Material provided Start Marker

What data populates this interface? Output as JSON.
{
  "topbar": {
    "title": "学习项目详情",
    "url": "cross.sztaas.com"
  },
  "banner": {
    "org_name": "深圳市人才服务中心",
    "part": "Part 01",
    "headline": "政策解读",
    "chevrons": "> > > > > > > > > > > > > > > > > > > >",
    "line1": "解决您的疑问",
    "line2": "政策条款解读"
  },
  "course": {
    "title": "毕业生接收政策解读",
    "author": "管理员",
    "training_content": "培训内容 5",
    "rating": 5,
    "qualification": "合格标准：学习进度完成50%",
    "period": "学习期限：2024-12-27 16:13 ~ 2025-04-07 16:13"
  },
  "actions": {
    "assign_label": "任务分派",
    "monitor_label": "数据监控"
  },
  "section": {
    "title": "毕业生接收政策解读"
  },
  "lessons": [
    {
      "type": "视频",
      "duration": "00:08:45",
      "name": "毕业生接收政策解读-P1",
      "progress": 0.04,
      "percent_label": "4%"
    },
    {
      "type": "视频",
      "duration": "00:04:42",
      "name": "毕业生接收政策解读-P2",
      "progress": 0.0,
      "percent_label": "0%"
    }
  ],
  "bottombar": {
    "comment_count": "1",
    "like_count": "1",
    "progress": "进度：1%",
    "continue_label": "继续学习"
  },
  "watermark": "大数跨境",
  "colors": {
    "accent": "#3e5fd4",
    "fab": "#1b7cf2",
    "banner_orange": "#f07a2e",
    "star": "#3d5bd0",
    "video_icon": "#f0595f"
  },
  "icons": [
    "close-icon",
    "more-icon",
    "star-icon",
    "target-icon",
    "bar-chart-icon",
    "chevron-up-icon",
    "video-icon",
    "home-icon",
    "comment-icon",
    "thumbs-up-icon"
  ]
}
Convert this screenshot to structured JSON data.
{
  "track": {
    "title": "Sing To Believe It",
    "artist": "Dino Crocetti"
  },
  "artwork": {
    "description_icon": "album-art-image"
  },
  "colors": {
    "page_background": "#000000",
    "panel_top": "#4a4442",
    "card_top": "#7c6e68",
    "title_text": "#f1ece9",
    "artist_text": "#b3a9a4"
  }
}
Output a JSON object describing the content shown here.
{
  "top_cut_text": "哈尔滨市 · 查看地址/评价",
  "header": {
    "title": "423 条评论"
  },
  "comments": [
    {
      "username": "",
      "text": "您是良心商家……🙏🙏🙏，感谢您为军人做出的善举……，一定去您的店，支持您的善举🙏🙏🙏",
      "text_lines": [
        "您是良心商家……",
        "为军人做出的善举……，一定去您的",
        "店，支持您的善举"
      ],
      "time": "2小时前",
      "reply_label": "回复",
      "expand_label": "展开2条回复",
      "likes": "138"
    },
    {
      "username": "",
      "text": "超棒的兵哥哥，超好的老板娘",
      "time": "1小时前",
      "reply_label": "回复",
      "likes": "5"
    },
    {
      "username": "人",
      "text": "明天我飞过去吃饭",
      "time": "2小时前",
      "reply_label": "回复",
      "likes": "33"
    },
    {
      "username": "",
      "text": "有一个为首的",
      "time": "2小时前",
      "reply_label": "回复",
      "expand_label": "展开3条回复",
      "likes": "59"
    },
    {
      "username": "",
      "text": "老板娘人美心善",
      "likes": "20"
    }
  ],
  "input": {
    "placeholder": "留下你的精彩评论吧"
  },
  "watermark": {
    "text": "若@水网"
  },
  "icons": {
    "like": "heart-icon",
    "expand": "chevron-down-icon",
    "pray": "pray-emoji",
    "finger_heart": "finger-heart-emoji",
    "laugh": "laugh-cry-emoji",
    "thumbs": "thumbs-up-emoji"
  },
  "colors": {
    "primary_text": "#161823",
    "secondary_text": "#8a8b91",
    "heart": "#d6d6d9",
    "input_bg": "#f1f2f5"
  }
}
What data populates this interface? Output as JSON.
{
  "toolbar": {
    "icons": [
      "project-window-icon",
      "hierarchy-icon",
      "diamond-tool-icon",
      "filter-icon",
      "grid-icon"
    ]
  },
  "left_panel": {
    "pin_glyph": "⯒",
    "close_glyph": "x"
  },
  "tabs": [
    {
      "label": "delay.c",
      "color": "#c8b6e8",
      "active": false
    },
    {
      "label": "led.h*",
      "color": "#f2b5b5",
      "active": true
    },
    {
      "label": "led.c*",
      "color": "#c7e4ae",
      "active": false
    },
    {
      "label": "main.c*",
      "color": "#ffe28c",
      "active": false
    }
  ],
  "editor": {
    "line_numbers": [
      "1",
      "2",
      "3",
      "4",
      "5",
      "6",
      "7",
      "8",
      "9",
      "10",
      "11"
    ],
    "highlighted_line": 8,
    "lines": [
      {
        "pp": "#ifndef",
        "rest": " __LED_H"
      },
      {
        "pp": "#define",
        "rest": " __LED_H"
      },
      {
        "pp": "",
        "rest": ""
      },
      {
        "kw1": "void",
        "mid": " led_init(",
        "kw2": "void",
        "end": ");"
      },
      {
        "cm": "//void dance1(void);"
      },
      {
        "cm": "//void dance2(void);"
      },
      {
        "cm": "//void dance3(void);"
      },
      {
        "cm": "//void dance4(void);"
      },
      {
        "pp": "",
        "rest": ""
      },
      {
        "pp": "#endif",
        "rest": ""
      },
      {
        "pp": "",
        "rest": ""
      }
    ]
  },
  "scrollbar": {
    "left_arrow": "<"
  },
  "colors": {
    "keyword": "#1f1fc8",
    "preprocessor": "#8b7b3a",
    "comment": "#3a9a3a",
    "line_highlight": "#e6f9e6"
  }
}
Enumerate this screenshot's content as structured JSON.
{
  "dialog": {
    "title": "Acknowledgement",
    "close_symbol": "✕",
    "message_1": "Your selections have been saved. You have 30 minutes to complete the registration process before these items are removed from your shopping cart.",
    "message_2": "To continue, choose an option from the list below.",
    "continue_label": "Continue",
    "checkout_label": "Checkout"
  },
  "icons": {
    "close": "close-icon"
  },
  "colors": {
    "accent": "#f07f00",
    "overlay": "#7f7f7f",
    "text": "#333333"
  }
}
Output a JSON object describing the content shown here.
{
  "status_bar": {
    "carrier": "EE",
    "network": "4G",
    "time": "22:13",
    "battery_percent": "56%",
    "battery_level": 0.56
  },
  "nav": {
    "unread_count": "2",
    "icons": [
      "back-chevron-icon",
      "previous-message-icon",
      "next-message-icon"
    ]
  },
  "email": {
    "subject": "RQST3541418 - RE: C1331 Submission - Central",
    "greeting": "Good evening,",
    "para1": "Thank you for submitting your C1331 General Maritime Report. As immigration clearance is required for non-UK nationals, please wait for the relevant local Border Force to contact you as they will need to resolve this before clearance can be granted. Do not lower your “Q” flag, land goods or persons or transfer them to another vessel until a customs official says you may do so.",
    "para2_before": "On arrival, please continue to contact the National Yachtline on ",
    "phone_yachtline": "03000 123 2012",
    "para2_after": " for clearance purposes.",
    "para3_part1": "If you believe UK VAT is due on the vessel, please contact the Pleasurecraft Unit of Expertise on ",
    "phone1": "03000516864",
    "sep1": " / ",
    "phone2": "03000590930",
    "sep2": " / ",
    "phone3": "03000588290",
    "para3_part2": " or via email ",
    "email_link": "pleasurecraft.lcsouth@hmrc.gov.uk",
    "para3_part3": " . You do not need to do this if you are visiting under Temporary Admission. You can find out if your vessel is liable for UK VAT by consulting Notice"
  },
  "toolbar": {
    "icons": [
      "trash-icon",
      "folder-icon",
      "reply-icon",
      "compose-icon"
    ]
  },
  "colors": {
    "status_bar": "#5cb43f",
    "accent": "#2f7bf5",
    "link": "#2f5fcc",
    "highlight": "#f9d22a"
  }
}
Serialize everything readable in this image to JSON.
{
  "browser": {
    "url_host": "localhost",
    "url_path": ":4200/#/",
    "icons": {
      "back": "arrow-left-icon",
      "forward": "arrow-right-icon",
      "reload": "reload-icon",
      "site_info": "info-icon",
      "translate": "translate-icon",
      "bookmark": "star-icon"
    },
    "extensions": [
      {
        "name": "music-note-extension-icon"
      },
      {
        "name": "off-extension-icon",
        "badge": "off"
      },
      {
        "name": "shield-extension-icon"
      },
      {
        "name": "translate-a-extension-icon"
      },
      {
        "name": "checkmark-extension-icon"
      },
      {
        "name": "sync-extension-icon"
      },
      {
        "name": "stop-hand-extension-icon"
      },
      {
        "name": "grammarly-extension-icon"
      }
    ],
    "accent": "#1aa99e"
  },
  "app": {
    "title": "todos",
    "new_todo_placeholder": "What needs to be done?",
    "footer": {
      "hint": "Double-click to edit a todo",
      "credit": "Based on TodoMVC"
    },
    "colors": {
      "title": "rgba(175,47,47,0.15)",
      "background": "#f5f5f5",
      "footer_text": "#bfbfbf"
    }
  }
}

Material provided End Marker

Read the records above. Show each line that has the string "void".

        "kw1": "void",
        "kw2": "void",
        "cm": "//void dance1(void);"
        "cm": "//void dance2(void);"
        "cm": "//void dance3(void);"
        "cm": "//void dance4(void);"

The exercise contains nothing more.